Collaborative efforts were also sustained through two Community-Based Resource Enhancement (CBRE) activities that use hatchery-reared seeds for stock enhancement in depleted fisheries. The one that involves hatchery-reared abalone, (Haliotis asinina) and sandfish (Holothuria scabra) stocked at the Sagay Marine Reserve in Negros Occidental and funded by Government of Japan-Trust Fund (GOJ-TF), has demonstrated that hatchery- reared seeds released in suitable protected sites can help rebuild depleted coastal resources, supplement livelihood, and contribute to improving the supply of abalone in markets. Fisherfolk in Sagay benefited from the harvest of spill-over from the released abalone and sandfish in the CBRE site while the local government unit and fisherfolk associations continued to manage the project.

Workshop on Management of Community- Based Aquaculture Projects participated by fisherfolks, women and local government officials

of Barangay Pandaraonan, Nueva Valencia, Guimaras

Value-adding of milkfish harvest from IMTA experiments was highly appreciated by women in

Barangay Pandaraonan

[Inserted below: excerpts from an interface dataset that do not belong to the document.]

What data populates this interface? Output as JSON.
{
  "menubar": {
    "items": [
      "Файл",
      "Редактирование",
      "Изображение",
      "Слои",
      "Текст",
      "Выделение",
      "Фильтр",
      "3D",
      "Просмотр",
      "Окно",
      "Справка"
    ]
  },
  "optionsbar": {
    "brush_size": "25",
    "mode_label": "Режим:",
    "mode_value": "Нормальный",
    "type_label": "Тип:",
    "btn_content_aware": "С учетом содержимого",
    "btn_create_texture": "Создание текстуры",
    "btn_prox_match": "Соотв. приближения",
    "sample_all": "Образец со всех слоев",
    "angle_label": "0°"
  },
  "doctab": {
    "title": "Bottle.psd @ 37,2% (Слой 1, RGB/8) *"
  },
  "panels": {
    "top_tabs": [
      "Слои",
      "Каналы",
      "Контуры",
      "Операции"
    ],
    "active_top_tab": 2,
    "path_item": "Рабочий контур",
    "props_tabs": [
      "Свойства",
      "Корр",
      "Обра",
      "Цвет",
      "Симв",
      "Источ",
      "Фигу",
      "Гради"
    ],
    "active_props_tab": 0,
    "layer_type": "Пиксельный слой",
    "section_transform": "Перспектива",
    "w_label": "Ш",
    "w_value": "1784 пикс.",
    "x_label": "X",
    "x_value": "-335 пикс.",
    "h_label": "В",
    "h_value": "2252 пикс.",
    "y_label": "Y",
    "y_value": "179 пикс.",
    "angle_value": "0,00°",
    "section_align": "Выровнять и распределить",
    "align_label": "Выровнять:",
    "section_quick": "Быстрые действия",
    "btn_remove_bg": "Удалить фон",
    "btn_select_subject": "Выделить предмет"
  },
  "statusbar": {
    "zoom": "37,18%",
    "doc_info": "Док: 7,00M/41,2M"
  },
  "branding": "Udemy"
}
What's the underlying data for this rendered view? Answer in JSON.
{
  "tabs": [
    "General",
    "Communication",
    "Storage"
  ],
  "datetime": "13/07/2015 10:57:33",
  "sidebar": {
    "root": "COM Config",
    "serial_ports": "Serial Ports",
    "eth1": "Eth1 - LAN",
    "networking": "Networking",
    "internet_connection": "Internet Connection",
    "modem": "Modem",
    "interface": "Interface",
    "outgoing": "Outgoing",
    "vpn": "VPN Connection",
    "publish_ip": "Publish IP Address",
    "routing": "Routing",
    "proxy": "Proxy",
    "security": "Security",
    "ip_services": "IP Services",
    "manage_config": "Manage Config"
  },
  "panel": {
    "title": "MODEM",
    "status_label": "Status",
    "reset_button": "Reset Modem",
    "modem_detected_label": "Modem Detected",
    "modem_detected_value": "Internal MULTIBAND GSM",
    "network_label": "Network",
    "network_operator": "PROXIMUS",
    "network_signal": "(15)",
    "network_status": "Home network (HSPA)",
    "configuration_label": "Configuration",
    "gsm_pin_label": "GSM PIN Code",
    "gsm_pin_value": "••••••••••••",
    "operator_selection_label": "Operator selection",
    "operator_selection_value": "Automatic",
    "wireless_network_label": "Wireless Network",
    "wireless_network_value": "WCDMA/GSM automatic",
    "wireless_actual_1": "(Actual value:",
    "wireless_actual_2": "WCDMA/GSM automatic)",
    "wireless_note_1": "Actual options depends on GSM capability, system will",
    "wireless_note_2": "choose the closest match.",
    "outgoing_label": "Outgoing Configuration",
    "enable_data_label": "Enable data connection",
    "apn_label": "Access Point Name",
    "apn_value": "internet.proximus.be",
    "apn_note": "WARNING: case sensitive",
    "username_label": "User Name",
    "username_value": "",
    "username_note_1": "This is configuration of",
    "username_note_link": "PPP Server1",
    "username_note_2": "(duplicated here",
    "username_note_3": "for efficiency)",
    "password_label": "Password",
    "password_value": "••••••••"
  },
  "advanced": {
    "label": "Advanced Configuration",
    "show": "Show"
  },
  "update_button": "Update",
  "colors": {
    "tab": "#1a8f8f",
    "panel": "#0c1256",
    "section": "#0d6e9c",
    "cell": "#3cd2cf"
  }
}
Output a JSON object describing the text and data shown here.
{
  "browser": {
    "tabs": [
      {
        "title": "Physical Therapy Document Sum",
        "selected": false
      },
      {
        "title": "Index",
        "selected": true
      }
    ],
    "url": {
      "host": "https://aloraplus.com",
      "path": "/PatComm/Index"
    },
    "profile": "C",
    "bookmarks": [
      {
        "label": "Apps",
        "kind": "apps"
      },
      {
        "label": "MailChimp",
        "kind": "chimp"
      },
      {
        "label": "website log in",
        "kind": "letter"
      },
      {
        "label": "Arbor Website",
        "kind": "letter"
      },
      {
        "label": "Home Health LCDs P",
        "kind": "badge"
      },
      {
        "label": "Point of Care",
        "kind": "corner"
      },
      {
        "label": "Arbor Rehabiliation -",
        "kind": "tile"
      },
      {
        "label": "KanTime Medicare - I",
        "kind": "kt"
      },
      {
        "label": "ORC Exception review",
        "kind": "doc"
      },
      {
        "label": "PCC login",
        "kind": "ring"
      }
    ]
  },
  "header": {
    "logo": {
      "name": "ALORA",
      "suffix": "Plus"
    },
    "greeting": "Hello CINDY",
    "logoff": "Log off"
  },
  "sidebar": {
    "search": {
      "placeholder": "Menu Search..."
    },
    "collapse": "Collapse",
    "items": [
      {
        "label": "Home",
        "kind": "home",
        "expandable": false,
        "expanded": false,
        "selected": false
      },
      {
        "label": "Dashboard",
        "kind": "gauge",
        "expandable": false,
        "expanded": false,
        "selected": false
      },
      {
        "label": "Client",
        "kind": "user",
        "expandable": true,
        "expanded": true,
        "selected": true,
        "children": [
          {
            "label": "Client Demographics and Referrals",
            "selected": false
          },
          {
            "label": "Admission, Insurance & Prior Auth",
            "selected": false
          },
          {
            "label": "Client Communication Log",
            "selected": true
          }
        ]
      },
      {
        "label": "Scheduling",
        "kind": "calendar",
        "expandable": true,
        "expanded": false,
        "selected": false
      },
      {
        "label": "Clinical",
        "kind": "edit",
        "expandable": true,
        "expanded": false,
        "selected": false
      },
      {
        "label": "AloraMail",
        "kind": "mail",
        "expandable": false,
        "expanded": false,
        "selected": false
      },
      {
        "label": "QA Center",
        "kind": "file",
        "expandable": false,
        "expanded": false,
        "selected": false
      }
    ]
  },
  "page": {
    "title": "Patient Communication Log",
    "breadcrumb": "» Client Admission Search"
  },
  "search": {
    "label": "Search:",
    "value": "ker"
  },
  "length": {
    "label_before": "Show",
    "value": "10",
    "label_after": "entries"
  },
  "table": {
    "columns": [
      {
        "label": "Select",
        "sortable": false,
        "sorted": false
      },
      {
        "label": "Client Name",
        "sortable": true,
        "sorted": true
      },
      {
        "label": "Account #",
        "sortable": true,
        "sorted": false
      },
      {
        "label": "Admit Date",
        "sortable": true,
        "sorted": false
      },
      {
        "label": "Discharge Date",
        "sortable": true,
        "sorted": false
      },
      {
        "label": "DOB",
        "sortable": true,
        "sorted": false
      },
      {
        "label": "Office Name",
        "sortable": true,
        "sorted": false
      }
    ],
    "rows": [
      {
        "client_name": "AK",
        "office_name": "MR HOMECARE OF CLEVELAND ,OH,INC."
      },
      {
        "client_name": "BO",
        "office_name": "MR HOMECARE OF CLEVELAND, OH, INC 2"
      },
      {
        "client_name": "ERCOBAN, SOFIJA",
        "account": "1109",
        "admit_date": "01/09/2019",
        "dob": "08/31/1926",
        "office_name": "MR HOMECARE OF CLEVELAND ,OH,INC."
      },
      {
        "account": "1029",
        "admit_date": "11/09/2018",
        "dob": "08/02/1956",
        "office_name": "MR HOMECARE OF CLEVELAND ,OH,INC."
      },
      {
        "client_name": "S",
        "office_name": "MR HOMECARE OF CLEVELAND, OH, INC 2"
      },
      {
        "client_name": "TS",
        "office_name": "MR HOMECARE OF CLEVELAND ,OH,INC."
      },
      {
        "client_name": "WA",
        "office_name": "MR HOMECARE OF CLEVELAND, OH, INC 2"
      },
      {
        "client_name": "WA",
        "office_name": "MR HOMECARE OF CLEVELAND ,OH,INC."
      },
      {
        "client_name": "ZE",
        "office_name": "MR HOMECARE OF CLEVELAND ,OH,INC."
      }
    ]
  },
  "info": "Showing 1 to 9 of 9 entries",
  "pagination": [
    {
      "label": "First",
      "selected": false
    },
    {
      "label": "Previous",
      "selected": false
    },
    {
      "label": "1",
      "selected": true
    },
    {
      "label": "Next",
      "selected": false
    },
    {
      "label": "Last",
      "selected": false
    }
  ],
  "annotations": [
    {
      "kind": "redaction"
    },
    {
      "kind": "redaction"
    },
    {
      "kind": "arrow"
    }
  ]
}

Moreover, AQD participated in the Sustainable Seafood Week campaign of high-end gourmet establishments that aims to improve the health of the oceans by sourcing seafood products from more sustainable fisheries and aquaculture. Through such event, the awareness of stakeholders had been raised, especially on the significance of the CBRE activities implemented by AQD.

The other CBRE of hatchery-reared tiger shrimp Penaeus monodon in New Washington Estuary (NWE) in Aklan province was funded by Research Institute for Humanity and Nature (RIHN) of Japan. Released tiger shrimp juveniles grew to >100-g marketable size as monitored in fish buying stations in the fishing community. However, implementation of existing fishing gear regulations should be addressed together with local government and fisherfolks as fine mesh nets entrapped the released tiger shrimp juveniles. These indicate the need for improving governance to support stock enhancement and ensure economic benefits for the fisheries stakeholders.

Multi-agency collaboration and sharing of information

AQD established collaboration and linkages with the local government units and fisherfolk associations in areas where studies on IMTA and CBRE are being conducted. The tri-party collaboration between organized fisherfolk, the local government and AQD successfully

AQD participated in the Sustainable Seafood Week held in Manila to promote the sourcing

of seafood from sustainable fisheries and aquaculture

Hatchery-reared sandfish from the CBRE project grew to marketable size in sea ranch area in

Molocaboc in Sagay

AQD staff with local fisherfolk of Molocaboc Diut, comprising the inhabited island within the Sagay Marine Reserve in the Philippines, released hatchery-reared juveniles in the CBRE replicate site which local fisherfolk will protect

demonstrated, promoted and achieved social and economic objectives for the IMTA in Guimaras and CBRE project sites in Negros Occidental and Aklan Provinces. Multi-agency collaboration initiated the replication of CBRE in more sites in Sagay and other potential remote coastal communities in Camarines Sur Province through a local state university.

1.7.6 Environment-friendly, Sustainable Utilization and Management of Fisheries

In document 2017 SEAFDEC (pahina 44-47)